Only those lines running from the line that contains "Convert this screenshot" through the end of the material are to be written out, each exactly as shown.

*** Block opens ***

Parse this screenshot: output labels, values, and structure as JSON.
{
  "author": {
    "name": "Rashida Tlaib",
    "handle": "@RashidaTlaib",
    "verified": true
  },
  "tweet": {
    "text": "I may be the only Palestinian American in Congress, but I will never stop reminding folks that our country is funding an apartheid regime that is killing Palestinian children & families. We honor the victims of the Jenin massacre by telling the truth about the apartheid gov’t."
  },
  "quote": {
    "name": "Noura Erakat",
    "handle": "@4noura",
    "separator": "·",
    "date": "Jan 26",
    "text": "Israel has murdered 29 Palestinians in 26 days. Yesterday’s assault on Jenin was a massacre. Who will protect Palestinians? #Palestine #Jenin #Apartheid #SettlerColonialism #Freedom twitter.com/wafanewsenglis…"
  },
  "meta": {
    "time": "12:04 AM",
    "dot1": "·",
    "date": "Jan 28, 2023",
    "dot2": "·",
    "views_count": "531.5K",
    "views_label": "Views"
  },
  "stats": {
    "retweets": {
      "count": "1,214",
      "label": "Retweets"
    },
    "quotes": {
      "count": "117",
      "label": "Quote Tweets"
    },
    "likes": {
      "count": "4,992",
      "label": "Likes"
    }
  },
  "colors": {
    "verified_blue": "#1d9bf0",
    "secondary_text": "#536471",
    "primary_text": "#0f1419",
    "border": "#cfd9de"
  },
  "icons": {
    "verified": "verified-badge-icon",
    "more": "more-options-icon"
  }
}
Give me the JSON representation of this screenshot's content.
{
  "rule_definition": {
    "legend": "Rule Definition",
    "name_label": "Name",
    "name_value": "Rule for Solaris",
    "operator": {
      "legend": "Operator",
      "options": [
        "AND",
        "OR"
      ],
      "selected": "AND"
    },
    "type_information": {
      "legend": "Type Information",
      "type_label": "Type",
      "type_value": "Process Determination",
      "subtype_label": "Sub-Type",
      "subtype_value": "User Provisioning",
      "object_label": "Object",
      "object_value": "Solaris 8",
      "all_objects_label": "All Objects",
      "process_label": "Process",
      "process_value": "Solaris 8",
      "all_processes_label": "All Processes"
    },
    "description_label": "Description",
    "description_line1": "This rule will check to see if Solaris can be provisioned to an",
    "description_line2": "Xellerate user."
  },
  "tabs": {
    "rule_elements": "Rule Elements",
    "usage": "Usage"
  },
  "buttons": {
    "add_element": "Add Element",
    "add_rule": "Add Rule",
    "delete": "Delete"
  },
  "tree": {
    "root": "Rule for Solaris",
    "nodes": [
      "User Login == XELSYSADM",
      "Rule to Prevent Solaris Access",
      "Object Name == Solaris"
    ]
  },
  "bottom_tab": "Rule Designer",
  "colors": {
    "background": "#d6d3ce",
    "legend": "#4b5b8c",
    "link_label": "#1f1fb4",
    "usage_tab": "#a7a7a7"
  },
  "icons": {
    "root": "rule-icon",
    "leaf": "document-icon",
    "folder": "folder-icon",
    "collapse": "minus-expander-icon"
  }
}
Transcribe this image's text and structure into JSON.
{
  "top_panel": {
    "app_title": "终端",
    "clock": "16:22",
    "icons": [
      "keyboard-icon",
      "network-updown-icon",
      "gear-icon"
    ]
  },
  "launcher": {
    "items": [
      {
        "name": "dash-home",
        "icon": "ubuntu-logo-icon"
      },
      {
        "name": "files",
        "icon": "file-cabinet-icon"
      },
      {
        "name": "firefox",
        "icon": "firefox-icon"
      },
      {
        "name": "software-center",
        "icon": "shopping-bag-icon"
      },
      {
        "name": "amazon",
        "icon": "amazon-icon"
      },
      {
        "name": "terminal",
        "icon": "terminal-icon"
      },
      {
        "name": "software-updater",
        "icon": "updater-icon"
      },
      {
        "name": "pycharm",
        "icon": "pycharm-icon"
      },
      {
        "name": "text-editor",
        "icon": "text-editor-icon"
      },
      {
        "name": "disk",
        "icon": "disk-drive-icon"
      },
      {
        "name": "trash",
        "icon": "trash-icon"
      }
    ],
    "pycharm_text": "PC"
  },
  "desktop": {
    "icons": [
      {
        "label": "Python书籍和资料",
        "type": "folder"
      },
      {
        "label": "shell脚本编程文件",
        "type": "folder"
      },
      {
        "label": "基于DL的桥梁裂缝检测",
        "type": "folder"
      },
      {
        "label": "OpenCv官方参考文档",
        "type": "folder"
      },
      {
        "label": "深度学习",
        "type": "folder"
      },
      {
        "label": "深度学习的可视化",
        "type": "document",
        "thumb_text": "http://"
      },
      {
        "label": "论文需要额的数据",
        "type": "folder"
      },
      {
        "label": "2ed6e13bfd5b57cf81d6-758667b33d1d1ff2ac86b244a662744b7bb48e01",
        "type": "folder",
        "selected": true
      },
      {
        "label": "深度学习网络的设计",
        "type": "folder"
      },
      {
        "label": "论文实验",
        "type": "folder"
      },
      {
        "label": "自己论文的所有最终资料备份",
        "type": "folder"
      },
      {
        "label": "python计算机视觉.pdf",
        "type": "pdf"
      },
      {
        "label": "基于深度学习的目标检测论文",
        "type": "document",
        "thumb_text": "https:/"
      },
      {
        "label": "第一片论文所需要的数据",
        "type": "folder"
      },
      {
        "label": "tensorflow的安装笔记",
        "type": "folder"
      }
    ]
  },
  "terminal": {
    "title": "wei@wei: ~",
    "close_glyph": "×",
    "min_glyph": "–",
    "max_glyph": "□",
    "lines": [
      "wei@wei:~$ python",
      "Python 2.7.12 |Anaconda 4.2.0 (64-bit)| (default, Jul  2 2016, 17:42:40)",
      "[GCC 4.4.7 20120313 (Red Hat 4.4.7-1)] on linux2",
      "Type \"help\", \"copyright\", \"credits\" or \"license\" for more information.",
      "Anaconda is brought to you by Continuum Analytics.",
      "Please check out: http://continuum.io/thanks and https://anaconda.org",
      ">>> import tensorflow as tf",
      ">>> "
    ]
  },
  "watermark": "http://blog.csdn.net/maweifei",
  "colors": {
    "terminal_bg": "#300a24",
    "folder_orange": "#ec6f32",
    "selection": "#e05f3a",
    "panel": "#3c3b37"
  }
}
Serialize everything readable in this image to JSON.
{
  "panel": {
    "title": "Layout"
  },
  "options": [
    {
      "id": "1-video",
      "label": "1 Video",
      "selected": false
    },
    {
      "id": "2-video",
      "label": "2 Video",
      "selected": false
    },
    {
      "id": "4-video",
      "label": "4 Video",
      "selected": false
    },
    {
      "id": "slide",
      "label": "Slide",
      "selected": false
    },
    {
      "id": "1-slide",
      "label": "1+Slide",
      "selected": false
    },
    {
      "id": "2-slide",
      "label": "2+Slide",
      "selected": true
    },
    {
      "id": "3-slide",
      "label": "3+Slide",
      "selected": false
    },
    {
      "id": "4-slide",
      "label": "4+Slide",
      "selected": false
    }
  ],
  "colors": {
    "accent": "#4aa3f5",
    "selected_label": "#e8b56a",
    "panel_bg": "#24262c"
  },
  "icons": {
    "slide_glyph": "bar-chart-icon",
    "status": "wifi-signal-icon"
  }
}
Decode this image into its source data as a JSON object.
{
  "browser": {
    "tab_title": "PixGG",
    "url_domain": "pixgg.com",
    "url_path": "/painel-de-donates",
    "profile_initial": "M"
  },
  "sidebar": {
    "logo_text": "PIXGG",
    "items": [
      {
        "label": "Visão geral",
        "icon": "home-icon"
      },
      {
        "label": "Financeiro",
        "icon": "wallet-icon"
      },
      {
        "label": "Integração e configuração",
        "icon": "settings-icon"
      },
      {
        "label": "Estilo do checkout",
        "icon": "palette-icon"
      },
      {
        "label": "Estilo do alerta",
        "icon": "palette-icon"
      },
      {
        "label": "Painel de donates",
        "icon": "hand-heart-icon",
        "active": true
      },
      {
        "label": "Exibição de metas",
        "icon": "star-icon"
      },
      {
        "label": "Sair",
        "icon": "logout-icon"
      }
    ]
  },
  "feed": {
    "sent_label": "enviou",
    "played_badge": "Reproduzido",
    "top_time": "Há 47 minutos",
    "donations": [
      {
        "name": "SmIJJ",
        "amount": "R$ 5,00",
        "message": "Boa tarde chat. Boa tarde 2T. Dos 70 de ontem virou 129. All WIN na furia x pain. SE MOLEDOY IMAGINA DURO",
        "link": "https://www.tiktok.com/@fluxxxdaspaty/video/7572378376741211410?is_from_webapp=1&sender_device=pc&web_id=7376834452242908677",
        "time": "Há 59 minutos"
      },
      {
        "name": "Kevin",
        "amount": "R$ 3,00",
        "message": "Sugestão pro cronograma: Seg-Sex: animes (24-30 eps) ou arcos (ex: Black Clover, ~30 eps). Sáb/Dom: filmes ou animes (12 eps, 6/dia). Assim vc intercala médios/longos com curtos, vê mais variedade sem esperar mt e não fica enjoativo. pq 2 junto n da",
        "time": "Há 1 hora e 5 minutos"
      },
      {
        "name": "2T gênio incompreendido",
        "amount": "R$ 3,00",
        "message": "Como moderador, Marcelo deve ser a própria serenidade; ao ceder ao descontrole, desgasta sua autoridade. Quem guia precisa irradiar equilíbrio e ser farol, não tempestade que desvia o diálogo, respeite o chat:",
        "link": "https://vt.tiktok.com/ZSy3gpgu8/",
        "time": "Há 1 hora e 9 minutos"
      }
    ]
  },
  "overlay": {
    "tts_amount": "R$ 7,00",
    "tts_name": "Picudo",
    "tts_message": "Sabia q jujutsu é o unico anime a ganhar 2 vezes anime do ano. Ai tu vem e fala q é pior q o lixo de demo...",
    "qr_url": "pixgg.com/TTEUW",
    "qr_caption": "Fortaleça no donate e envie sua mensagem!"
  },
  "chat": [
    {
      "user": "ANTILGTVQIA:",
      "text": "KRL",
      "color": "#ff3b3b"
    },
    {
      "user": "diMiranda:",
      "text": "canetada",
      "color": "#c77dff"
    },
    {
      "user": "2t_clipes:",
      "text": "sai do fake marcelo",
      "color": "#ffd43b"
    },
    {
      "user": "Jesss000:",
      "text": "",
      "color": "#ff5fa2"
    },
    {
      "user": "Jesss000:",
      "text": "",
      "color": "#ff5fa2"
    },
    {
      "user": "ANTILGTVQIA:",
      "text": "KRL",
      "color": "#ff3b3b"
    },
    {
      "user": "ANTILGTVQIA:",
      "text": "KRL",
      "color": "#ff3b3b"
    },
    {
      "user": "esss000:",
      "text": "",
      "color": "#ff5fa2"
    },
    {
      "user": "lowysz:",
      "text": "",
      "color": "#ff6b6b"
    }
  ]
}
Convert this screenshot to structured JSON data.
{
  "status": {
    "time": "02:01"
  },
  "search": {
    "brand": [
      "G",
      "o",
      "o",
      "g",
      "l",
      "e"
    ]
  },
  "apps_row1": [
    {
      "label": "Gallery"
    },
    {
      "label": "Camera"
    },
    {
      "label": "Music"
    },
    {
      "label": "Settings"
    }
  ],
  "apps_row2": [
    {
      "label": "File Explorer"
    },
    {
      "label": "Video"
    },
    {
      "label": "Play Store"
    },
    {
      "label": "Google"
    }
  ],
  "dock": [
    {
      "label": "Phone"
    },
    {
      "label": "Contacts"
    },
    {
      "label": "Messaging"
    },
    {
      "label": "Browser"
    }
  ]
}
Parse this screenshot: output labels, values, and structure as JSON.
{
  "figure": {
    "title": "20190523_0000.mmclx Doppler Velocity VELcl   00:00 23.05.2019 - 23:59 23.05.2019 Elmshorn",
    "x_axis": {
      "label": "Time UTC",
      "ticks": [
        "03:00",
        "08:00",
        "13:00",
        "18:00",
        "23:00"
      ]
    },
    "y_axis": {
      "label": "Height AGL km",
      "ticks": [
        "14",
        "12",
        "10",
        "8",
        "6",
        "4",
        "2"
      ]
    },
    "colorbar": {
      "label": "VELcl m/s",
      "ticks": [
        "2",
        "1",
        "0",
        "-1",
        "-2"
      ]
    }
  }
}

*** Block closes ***

Task answer =
Convert this screenshot to structured JSON data.
{
  "status": {
    "time": "02:01"
  },
  "search": {
    "brand": [
      "G",
      "o",
      "o",
      "g",
      "l",
      "e"
    ]
  },
  "apps_row1": [
    {
      "label": "Gallery"
    },
    {
      "label": "Camera"
    },
    {
      "label": "Music"
    },
    {
      "label": "Settings"
    }
  ],
  "apps_row2": [
    {
      "label": "File Explorer"
    },
    {
      "label": "Video"
    },
    {
      "label": "Play Store"
    },
    {
      "label": "Google"
    }
  ],
  "dock": [
    {
      "label": "Phone"
    },
    {
      "label": "Contacts"
    },
    {
      "label": "Messaging"
    },
    {
      "label": "Browser"
    }
  ]
}
Parse this screenshot: output labels, values, and structure as JSON.
{
  "figure": {
    "title": "20190523_0000.mmclx Doppler Velocity VELcl   00:00 23.05.2019 - 23:59 23.05.2019 Elmshorn",
    "x_axis": {
      "label": "Time UTC",
      "ticks": [
        "03:00",
        "08:00",
        "13:00",
        "18:00",
        "23:00"
      ]
    },
    "y_axis": {
      "label": "Height AGL km",
      "ticks": [
        "14",
        "12",
        "10",
        "8",
        "6",
        "4",
        "2"
      ]
    },
    "colorbar": {
      "label": "VELcl m/s",
      "ticks": [
        "2",
        "1",
        "0",
        "-1",
        "-2"
      ]
    }
  }
}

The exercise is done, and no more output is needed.